- Required action:
Using the entries below, give the count of lines that hold "circle". Say nothing besides the number.

Records from a collection

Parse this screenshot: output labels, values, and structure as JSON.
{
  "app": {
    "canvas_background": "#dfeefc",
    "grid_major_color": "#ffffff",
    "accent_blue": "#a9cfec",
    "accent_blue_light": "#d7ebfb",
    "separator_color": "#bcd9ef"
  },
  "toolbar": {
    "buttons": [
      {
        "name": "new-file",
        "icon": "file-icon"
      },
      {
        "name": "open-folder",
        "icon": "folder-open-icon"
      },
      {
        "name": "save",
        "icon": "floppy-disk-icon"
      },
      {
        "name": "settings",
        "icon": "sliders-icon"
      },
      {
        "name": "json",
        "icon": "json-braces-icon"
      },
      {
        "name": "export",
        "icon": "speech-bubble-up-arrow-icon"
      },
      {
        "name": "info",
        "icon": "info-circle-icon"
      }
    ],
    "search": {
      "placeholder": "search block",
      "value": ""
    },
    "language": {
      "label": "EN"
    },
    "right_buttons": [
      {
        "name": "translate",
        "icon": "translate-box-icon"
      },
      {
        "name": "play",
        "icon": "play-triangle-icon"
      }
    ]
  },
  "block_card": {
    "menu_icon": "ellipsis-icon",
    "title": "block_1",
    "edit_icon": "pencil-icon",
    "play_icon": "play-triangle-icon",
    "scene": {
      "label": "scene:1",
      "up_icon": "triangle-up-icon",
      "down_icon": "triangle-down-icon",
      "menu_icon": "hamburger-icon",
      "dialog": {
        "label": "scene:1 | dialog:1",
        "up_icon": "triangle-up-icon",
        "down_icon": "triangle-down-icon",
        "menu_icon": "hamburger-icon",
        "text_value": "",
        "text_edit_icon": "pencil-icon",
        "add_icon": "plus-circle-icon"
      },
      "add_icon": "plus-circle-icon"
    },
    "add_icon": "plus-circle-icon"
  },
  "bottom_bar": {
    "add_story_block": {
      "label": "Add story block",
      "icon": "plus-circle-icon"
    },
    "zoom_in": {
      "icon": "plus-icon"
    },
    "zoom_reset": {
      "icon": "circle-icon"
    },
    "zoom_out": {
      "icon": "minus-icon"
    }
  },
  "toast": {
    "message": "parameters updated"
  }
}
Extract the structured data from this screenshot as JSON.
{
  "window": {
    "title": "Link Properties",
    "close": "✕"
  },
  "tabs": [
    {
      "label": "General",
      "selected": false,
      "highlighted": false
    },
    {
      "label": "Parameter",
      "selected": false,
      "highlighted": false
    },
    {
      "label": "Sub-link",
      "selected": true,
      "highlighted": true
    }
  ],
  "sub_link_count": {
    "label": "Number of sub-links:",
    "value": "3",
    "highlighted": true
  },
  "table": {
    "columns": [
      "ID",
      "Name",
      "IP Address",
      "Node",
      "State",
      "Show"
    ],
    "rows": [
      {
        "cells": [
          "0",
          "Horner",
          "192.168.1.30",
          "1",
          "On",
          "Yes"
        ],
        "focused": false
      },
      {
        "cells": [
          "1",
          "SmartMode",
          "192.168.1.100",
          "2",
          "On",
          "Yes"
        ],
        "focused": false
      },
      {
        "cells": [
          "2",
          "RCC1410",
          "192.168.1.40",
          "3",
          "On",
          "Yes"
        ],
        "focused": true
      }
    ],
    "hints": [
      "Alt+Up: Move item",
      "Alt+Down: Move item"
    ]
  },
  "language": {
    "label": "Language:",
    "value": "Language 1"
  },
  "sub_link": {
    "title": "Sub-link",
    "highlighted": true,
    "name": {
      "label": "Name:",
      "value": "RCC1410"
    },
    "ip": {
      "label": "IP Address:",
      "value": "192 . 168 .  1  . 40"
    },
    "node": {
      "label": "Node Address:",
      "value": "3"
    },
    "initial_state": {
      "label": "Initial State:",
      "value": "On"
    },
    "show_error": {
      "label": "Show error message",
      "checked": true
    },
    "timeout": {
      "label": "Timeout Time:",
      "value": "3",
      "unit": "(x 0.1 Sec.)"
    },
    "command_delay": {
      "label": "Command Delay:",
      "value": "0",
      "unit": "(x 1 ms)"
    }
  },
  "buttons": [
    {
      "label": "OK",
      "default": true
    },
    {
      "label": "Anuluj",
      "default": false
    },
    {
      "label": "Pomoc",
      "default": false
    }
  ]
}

- Your solution:
6